Keff McCulloch's scores are also notable, but maybe for the wrong reasons. While generally tuneful, they are somehow in the wrong context. I mentioned the trends of the time echoing what went on in Doctor Who, and again, this is the case for the late 1980s. The McCulloch scores are more rooted in pop, and at times sound like the Stock Aitken And Waterman domination of the pop charts between 1987 and 1989. Not only that, but we get a few housey drum fills as well – that sequence in Remembrance Of The Daleks, when The Doctor and Ace are hiding in a makeshift hut. It sounds like someone's dug out copies of House Arrest by Krush or Rok Da House by The Beatmasters to see which one has the loudest drum sound. Battlefield ain't much better with silly cues that alternate between sounding like Pet Shop Boys B-sides and gameshow theme songs. Still, at least Keff's Delta And The Bannermen rockabilly score is a hidden gem – dig those sounds of the '50s.
So that leaves us with Murray Gold, who brings new meaning to the word prolific. Having scored all of the 21st century Doctor Who stories to date, Gold has certainly made his mark on the revival, although he won't be composing for the next series.
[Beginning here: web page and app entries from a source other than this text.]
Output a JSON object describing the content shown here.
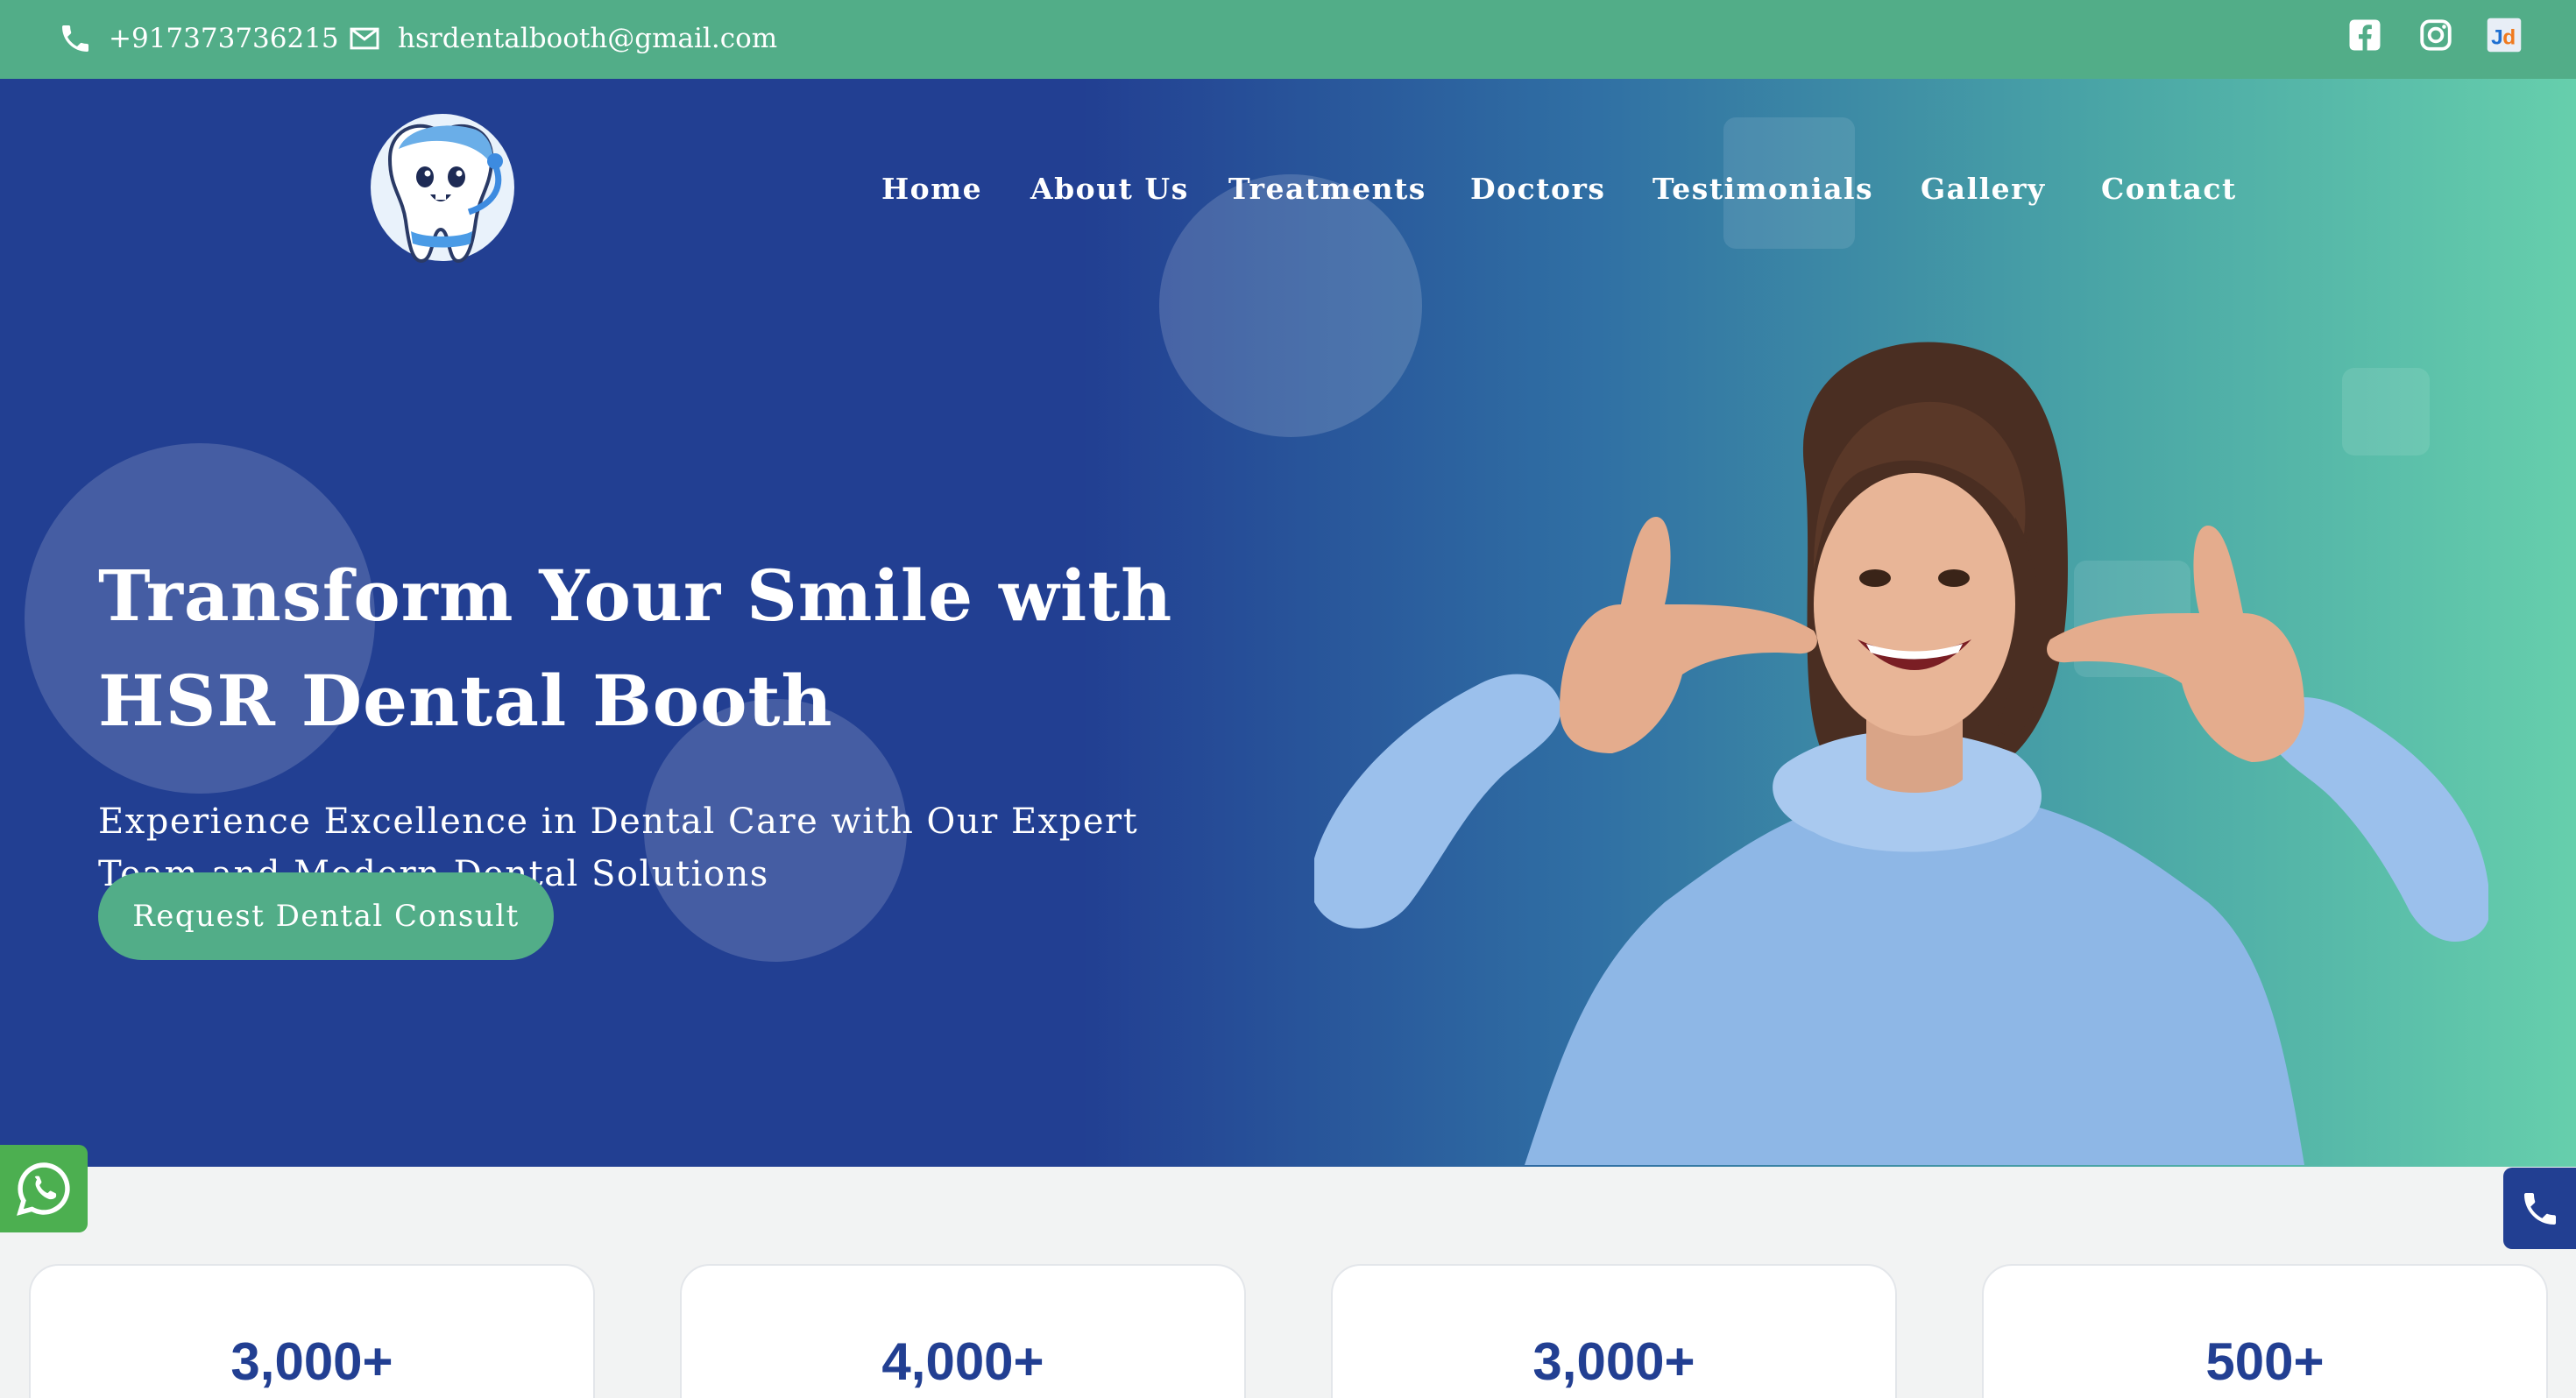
{
  "topbar": {
    "phone": "+917373736215",
    "email": "hsrdentalbooth@gmail.com",
    "socials": [
      "facebook-icon",
      "instagram-icon",
      "justdial-icon"
    ],
    "justdial_text": "Jd"
  },
  "nav": {
    "items": [
      "Home",
      "About Us",
      "Treatments",
      "Doctors",
      "Testimonials",
      "Gallery",
      "Contact"
    ]
  },
  "hero": {
    "title_line1": "Transform Your Smile with",
    "title_line2": "HSR Dental Booth",
    "subtitle_line1": "Experience Excellence in Dental Care with Our Expert",
    "subtitle_line2": "Team and Modern Dental Solutions",
    "cta_label": "Request Dental Consult"
  },
  "stats": [
    {
      "value": "3,000+"
    },
    {
      "value": "4,000+"
    },
    {
      "value": "3,000+"
    },
    {
      "value": "500+"
    }
  ],
  "colors": {
    "topbar": "#52ad88",
    "hero_dark": "#223f92",
    "hero_light": "#66cfac",
    "accent": "#52ad88",
    "stat_text": "#223f92"
  }
}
So John, here's your biggest challenge – find the positives instead of babbling on about Murray's Pompous Choir, the volume turned up to eleven and the wall-to-wall histrionics.
OK, well, actually, a good number of Gold's scores work brilliantly. Random good scores: The eerie vocal workouts and the twinkly effects of Planet Of The Ood. The lovely remembrance of all things '20s in The Unicorn And The Wasp. The off-kilter brilliance of Silence In The Library/Forest Of The Dead. The music box jewels of The Girl In The Fireplace. The terrifying Master theme. The baroque eeriness of Heaven Sent. And that music cue which still ranks as one of my favourites in Doctor Who, which is repeated on a number of occasions (when Donna walks down the road remembering her adventures in The Sontaran Stratagem or when Martha prepares to say goodbye to The Doctor in Last Of The Time Lords). Does anyone know the name of this piece?
Incidental music, when it's done right, is a vital piece of the jigsaw. It needs to be used enough to create an impression – too little, and there's limited effect: too much and it swamps the action. Inappropriate music doesn't help, whether it's Murray's Pompous Choir or Carey Blyton making the Daleks look like laughing stocks, or dated keyboard sounds.
But in its element, a good incidental score can make you scared, make you happy, make you laugh or even make you cry. And isn't that what music's all about?